The show ‘Gotham’ has told the story in the most perfect way possible strictly following the comics leading up to Batman himself, excellent job so far. The villains are well done I even had my moments were I kinda wanted a lot of them dead and never to come back for example Galavan and Tetch. But after bringing them back I realized it only made the show better, was a little upset that the joker didn’t get a longer run time because he is played by such a great actor and there is so much more story line they could have done who knows maybe season 5 will surprise me.
With Gotham cut off from the rest of the country, the show basically went full Mad Max with various gangs fighting over control of the city. The season basically had permission to drop the pretense of any real-world restrictions and go full crazy, and I love it.Season five does a surprisingly good job of allotting time for all the characters. Cameron Monaghan again excels as Jeremaiah Valeska. They even manage to include a decent portion of the show’s recurring villains. (I think I’ll miss Dr. B.D. Wong’s Hugo Strange most of all). Plus, we finally get to see a certain Batman villain who has never been depicted in live action.

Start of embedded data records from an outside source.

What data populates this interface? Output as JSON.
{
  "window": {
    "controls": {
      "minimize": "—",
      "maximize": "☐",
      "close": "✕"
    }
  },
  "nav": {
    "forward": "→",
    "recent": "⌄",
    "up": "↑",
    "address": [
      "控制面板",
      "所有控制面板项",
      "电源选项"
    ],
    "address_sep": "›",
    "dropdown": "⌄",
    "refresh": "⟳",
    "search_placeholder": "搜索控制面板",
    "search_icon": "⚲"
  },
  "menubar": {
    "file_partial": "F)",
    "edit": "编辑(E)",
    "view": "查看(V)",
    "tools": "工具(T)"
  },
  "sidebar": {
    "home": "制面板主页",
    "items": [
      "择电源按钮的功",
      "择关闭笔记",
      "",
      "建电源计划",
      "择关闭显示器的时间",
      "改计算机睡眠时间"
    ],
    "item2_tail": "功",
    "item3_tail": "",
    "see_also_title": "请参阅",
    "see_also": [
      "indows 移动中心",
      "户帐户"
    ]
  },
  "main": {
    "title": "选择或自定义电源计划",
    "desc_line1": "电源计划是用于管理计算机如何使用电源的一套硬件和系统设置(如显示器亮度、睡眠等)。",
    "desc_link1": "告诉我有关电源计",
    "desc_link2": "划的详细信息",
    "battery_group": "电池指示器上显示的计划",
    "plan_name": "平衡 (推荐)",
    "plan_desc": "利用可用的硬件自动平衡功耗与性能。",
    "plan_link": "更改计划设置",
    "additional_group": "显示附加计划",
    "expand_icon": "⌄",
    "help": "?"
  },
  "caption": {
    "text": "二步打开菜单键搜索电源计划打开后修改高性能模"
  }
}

Unfortunately with the reduced episode count, two characters got short shrift. Man-bat was teased at the end of last season, but you won’t get him this time. Also the writers fell into their habit of having the Penguin behave childishly a little too much. It can be hard to see how he achieved underworld success at these times.
Movie Content: 9/10
The Final Word
However despite the flaws inherent within Gotham, the series has all the elements which make engrossing television. Interesting characters, an engrossing narrative, and a central element which always pulls the audience to watch more, the city of Gotham, which in and of itself, with its enigma, visual beauty, and dilemas, stands as a character in and of itself.
Overall Rating: 9/10